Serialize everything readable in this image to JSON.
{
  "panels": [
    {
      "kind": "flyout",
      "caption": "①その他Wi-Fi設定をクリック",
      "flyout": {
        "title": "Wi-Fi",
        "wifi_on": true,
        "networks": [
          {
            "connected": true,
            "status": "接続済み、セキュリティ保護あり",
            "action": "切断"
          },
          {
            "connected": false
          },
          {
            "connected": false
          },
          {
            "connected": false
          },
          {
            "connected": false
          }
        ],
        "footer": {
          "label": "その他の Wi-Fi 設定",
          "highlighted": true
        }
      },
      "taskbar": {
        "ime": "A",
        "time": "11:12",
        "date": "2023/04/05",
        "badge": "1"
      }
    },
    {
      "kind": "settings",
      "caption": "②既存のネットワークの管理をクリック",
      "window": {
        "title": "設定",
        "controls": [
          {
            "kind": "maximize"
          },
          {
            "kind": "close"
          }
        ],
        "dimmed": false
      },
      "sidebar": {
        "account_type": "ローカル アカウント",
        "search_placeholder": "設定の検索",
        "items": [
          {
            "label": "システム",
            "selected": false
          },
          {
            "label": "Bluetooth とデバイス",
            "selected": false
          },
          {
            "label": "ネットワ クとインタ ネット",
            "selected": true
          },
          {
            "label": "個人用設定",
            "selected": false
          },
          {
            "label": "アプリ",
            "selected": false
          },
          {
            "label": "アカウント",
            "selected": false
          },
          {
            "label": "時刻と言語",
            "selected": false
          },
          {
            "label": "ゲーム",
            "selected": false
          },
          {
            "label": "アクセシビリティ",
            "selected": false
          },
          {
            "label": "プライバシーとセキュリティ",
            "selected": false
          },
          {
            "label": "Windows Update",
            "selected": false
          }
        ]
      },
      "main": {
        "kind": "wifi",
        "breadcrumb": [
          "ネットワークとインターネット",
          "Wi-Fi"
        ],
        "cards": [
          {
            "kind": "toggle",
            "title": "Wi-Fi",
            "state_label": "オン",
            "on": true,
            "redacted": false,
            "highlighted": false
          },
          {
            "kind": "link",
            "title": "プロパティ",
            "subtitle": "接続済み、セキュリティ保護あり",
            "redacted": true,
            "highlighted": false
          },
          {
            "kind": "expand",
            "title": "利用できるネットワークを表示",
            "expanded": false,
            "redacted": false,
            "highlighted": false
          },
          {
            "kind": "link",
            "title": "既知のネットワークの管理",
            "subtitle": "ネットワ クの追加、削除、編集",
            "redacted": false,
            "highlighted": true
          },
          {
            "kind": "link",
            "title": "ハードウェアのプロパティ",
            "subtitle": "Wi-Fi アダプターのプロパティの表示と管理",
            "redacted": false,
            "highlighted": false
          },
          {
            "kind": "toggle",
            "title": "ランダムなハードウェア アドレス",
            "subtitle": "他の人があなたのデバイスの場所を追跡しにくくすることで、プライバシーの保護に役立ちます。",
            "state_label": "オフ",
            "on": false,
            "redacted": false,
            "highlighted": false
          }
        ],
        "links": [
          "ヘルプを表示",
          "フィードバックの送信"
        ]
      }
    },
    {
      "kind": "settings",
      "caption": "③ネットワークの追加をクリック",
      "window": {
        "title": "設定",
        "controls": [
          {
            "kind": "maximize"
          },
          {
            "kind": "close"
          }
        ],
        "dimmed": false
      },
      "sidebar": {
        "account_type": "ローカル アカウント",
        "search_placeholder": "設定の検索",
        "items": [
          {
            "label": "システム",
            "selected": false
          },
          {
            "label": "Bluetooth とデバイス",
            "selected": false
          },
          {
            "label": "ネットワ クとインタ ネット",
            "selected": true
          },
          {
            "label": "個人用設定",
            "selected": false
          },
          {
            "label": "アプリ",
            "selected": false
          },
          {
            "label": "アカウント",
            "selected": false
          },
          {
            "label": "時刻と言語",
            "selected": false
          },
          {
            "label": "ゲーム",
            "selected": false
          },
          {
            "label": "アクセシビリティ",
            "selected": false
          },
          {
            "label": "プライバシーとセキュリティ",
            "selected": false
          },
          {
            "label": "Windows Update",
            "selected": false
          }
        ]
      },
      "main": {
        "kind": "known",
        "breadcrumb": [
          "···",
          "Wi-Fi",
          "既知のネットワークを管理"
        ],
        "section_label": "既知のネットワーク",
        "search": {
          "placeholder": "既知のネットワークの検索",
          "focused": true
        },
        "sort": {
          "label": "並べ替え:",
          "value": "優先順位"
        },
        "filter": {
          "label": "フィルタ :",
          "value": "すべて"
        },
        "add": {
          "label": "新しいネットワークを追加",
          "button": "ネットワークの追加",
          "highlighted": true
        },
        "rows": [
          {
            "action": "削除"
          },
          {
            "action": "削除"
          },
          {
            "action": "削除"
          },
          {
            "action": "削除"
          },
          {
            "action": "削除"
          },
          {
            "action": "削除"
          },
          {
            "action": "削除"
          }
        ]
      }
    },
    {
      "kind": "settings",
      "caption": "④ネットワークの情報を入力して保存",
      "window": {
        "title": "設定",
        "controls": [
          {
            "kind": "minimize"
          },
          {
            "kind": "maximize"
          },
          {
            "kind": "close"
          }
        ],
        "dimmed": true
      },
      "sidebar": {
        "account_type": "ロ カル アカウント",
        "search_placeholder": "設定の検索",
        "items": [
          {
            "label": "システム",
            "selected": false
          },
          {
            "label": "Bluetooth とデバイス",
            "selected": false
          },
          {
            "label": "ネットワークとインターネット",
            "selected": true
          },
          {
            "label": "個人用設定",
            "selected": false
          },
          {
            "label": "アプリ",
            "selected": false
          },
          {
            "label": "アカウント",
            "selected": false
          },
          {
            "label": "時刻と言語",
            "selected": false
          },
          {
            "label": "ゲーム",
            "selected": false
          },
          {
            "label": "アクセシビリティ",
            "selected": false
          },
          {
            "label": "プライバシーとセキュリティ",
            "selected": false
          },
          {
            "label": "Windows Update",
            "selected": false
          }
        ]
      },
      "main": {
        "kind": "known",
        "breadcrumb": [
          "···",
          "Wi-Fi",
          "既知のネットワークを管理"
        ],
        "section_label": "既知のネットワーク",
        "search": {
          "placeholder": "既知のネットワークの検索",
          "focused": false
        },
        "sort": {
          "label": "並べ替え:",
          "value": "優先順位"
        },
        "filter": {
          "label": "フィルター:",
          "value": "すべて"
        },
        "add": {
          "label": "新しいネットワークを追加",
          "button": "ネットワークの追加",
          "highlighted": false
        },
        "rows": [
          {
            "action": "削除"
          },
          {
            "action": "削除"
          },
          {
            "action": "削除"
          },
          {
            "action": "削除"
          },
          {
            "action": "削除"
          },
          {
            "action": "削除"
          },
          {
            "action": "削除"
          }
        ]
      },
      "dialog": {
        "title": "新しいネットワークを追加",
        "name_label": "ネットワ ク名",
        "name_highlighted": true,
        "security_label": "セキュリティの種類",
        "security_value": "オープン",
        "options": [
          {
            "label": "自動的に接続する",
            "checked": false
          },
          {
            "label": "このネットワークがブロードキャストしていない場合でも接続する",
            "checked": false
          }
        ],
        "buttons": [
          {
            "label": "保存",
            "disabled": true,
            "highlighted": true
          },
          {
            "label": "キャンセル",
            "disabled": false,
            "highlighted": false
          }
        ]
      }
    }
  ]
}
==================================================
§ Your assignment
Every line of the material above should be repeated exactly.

§ Answer space
Serialize everything readable in this image to JSON.
{
  "panels": [
    {
      "kind": "flyout",
      "caption": "①その他Wi-Fi設定をクリック",
      "flyout": {
        "title": "Wi-Fi",
        "wifi_on": true,
        "networks": [
          {
            "connected": true,
            "status": "接続済み、セキュリティ保護あり",
            "action": "切断"
          },
          {
            "connected": false
          },
          {
            "connected": false
          },
          {
            "connected": false
          },
          {
            "connected": false
          }
        ],
        "footer": {
          "label": "その他の Wi-Fi 設定",
          "highlighted": true
        }
      },
      "taskbar": {
        "ime": "A",
        "time": "11:12",
        "date": "2023/04/05",
        "badge": "1"
      }
    },
    {
      "kind": "settings",
      "caption": "②既存のネットワークの管理をクリック",
      "window": {
        "title": "設定",
        "controls": [
          {
            "kind": "maximize"
          },
          {
            "kind": "close"
          }
        ],
        "dimmed": false
      },
      "sidebar": {
        "account_type": "ローカル アカウント",
        "search_placeholder": "設定の検索",
        "items": [
          {
            "label": "システム",
            "selected": false
          },
          {
            "label": "Bluetooth とデバイス",
            "selected": false
          },
          {
            "label": "ネットワ クとインタ ネット",
            "selected": true
          },
          {
            "label": "個人用設定",
            "selected": false
          },
          {
            "label": "アプリ",
            "selected": false
          },
          {
            "label": "アカウント",
            "selected": false
          },
          {
            "label": "時刻と言語",
            "selected": false
          },
          {
            "label": "ゲーム",
            "selected": false
          },
          {
            "label": "アクセシビリティ",
            "selected": false
          },
          {
            "label": "プライバシーとセキュリティ",
            "selected": false
          },
          {
            "label": "Windows Update",
            "selected": false
          }
        ]
      },
      "main": {
        "kind": "wifi",
        "breadcrumb": [
          "ネットワークとインターネット",
          "Wi-Fi"
        ],
        "cards": [
          {
            "kind": "toggle",
            "title": "Wi-Fi",
            "state_label": "オン",
            "on": true,
            "redacted": false,
            "highlighted": false
          },
          {
            "kind": "link",
            "title": "プロパティ",
            "subtitle": "接続済み、セキュリティ保護あり",
            "redacted": true,
            "highlighted": false
          },
          {
            "kind": "expand",
            "title": "利用できるネットワークを表示",
            "expanded": false,
            "redacted": false,
            "highlighted": false
          },
          {
            "kind": "link",
            "title": "既知のネットワークの管理",
            "subtitle": "ネットワ クの追加、削除、編集",
            "redacted": false,
            "highlighted": true
          },
          {
            "kind": "link",
            "title": "ハードウェアのプロパティ",
            "subtitle": "Wi-Fi アダプターのプロパティの表示と管理",
            "redacted": false,
            "highlighted": false
          },
          {
            "kind": "toggle",
            "title": "ランダムなハードウェア アドレス",
            "subtitle": "他の人があなたのデバイスの場所を追跡しにくくすることで、プライバシーの保護に役立ちます。",
            "state_label": "オフ",
            "on": false,
            "redacted": false,
            "highlighted": false
          }
        ],
        "links": [
          "ヘルプを表示",
          "フィードバックの送信"
        ]
      }
    },
    {
      "kind": "settings",
      "caption": "③ネットワークの追加をクリック",
      "window": {
        "title": "設定",
        "controls": [
          {
            "kind": "maximize"
          },
          {
            "kind": "close"
          }
        ],
        "dimmed": false
      },
      "sidebar": {
        "account_type": "ローカル アカウント",
        "search_placeholder": "設定の検索",
        "items": [
          {
            "label": "システム",
            "selected": false
          },
          {
            "label": "Bluetooth とデバイス",
            "selected": false
          },
          {
            "label": "ネットワ クとインタ ネット",
            "selected": true
          },
          {
            "label": "個人用設定",
            "selected": false
          },
          {
            "label": "アプリ",
            "selected": false
          },
          {
            "label": "アカウント",
            "selected": false
          },
          {
            "label": "時刻と言語",
            "selected": false
          },
          {
            "label": "ゲーム",
            "selected": false
          },
          {
            "label": "アクセシビリティ",
            "selected": false
          },
          {
            "label": "プライバシーとセキュリティ",
            "selected": false
          },
          {
            "label": "Windows Update",
            "selected": false
          }
        ]
      },
      "main": {
        "kind": "known",
        "breadcrumb": [
          "···",
          "Wi-Fi",
          "既知のネットワークを管理"
        ],
        "section_label": "既知のネットワーク",
        "search": {
          "placeholder": "既知のネットワークの検索",
          "focused": true
        },
        "sort": {
          "label": "並べ替え:",
          "value": "優先順位"
        },
        "filter": {
          "label": "フィルタ :",
          "value": "すべて"
        },
        "add": {
          "label": "新しいネットワークを追加",
          "button": "ネットワークの追加",
          "highlighted": true
        },
        "rows": [
          {
            "action": "削除"
          },
          {
            "action": "削除"
          },
          {
            "action": "削除"
          },
          {
            "action": "削除"
          },
          {
            "action": "削除"
          },
          {
            "action": "削除"
          },
          {
            "action": "削除"
          }
        ]
      }
    },
    {
      "kind": "settings",
      "caption": "④ネットワークの情報を入力して保存",
      "window": {
        "title": "設定",
        "controls": [
          {
            "kind": "minimize"
          },
          {
            "kind": "maximize"
          },
          {
            "kind": "close"
          }
        ],
        "dimmed": true
      },
      "sidebar": {
        "account_type": "ロ カル アカウント",
        "search_placeholder": "設定の検索",
        "items": [
          {
            "label": "システム",
            "selected": false
          },
          {
            "label": "Bluetooth とデバイス",
            "selected": false
          },
          {
            "label": "ネットワークとインターネット",
            "selected": true
          },
          {
            "label": "個人用設定",
            "selected": false
          },
          {
            "label": "アプリ",
            "selected": false
          },
          {
            "label": "アカウント",
            "selected": false
          },
          {
            "label": "時刻と言語",
            "selected": false
          },
          {
            "label": "ゲーム",
            "selected": false
          },
          {
            "label": "アクセシビリティ",
            "selected": false
          },
          {
            "label": "プライバシーとセキュリティ",
            "selected": false
          },
          {
            "label": "Windows Update",
            "selected": false
          }
        ]
      },
      "main": {
        "kind": "known",
        "breadcrumb": [
          "···",
          "Wi-Fi",
          "既知のネットワークを管理"
        ],
        "section_label": "既知のネットワーク",
        "search": {
          "placeholder": "既知のネットワークの検索",
          "focused": false
        },
        "sort": {
          "label": "並べ替え:",
          "value": "優先順位"
        },
        "filter": {
          "label": "フィルター:",
          "value": "すべて"
        },
        "add": {
          "label": "新しいネットワークを追加",
          "button": "ネットワークの追加",
          "highlighted": false
        },
        "rows": [
          {
            "action": "削除"
          },
          {
            "action": "削除"
          },
          {
            "action": "削除"
          },
          {
            "action": "削除"
          },
          {
            "action": "削除"
          },
          {
            "action": "削除"
          },
          {
            "action": "削除"
          }
        ]
      },
      "dialog": {
        "title": "新しいネットワークを追加",
        "name_label": "ネットワ ク名",
        "name_highlighted": true,
        "security_label": "セキュリティの種類",
        "security_value": "オープン",
        "options": [
          {
            "label": "自動的に接続する",
            "checked": false
          },
          {
            "label": "このネットワークがブロードキャストしていない場合でも接続する",
            "checked": false
          }
        ],
        "buttons": [
          {
            "label": "保存",
            "disabled": true,
            "highlighted": true
          },
          {
            "label": "キャンセル",
            "disabled": false,
            "highlighted": false
          }
        ]
      }
    }
  ]
}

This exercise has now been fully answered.